Source material below:

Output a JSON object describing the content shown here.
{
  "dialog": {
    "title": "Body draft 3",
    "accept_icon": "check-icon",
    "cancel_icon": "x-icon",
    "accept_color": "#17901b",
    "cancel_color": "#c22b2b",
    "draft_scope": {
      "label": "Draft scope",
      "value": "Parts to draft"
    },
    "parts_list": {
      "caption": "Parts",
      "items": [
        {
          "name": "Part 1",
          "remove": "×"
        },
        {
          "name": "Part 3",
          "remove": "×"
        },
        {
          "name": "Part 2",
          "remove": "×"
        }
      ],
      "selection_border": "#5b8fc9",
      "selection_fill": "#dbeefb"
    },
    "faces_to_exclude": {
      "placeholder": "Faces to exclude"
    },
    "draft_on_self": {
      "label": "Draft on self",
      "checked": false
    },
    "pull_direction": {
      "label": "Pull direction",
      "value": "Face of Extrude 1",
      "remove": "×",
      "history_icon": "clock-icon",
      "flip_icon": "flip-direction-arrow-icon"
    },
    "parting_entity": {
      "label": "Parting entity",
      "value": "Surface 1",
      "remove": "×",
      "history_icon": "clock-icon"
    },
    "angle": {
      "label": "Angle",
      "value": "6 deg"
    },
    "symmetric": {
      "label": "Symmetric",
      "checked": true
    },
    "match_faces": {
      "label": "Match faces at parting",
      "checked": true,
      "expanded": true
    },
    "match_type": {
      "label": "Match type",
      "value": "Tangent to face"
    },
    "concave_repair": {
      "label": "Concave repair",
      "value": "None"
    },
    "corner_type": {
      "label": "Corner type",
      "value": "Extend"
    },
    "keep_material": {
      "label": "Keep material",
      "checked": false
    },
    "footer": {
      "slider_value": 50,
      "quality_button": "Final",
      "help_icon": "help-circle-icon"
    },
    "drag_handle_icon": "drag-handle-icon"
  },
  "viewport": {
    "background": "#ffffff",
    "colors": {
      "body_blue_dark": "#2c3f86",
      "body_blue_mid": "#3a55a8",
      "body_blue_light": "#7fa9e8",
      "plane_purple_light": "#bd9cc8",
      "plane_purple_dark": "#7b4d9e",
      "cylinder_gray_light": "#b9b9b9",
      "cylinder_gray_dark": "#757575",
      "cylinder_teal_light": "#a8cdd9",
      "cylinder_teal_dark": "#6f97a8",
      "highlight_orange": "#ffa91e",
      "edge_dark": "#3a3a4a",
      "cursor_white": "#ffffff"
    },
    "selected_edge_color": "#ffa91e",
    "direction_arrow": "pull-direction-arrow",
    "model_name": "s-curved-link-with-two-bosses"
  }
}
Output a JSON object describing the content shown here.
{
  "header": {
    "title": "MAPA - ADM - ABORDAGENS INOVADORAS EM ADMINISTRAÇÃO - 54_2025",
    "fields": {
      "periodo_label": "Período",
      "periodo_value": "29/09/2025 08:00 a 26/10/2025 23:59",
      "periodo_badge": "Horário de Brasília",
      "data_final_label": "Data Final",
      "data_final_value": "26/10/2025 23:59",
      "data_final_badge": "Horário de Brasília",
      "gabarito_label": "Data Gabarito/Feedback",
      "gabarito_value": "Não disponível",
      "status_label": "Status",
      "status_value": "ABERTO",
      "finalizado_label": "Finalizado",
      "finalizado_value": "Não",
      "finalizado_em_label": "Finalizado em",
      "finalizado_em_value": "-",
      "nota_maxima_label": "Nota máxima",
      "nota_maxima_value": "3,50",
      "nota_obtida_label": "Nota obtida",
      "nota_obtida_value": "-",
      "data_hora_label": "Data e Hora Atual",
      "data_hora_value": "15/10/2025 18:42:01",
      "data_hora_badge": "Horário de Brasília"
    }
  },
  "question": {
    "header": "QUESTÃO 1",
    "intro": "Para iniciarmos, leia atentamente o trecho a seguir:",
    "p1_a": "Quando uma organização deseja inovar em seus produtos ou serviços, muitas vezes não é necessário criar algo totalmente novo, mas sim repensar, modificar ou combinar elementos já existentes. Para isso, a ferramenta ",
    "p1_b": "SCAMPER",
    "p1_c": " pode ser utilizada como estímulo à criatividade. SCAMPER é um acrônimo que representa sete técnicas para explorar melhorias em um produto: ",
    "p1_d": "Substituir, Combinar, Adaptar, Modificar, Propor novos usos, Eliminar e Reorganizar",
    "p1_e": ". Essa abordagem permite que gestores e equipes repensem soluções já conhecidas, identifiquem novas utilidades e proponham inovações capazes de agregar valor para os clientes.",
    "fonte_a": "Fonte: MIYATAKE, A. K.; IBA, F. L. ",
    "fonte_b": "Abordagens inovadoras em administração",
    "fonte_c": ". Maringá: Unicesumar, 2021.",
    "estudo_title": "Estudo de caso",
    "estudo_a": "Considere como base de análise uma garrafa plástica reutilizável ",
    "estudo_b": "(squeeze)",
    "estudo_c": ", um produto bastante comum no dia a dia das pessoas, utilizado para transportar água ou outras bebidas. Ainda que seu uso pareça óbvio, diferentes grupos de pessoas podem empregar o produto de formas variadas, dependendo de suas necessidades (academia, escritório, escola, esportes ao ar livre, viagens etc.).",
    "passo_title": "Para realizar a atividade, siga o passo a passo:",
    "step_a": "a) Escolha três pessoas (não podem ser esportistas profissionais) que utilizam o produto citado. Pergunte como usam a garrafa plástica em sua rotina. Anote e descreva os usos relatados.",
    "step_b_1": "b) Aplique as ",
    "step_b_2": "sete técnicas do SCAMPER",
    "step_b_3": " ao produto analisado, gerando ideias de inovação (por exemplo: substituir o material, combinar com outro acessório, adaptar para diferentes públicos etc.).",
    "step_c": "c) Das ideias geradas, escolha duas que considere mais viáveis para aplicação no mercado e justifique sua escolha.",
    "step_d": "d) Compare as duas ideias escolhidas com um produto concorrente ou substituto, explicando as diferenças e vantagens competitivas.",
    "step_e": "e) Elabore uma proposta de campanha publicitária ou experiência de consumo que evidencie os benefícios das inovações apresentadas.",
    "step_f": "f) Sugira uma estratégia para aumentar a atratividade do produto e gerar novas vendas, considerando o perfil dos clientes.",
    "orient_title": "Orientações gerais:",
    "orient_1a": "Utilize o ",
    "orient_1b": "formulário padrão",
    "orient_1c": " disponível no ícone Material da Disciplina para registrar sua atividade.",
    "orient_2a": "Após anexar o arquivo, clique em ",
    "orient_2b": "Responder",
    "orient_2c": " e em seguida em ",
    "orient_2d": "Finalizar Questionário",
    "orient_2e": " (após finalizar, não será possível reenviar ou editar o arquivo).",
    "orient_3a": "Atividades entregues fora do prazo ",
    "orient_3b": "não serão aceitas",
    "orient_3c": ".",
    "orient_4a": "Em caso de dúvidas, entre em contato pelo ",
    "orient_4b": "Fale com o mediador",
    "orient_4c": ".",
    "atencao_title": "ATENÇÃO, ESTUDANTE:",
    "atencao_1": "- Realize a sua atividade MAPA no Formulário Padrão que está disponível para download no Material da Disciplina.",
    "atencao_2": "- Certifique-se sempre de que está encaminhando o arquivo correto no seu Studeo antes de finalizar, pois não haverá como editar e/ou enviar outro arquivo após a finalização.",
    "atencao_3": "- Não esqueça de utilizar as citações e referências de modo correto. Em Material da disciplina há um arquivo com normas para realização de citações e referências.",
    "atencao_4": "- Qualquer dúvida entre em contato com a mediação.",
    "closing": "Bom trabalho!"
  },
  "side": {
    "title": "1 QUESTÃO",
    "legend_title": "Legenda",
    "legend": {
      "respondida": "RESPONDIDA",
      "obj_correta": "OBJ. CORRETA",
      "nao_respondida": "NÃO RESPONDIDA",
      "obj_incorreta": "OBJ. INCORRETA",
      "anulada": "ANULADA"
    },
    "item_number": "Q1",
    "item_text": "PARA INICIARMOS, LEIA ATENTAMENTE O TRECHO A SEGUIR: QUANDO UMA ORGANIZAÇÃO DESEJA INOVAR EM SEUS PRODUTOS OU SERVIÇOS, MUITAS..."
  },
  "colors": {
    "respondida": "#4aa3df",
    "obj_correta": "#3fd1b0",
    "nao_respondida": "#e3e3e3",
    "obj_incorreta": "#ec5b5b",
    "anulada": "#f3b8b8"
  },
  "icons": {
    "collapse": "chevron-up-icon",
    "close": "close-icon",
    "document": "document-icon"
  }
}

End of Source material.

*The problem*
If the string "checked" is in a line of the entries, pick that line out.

*Written response*
      "checked": false
      "checked": true
      "checked": true,
      "checked": false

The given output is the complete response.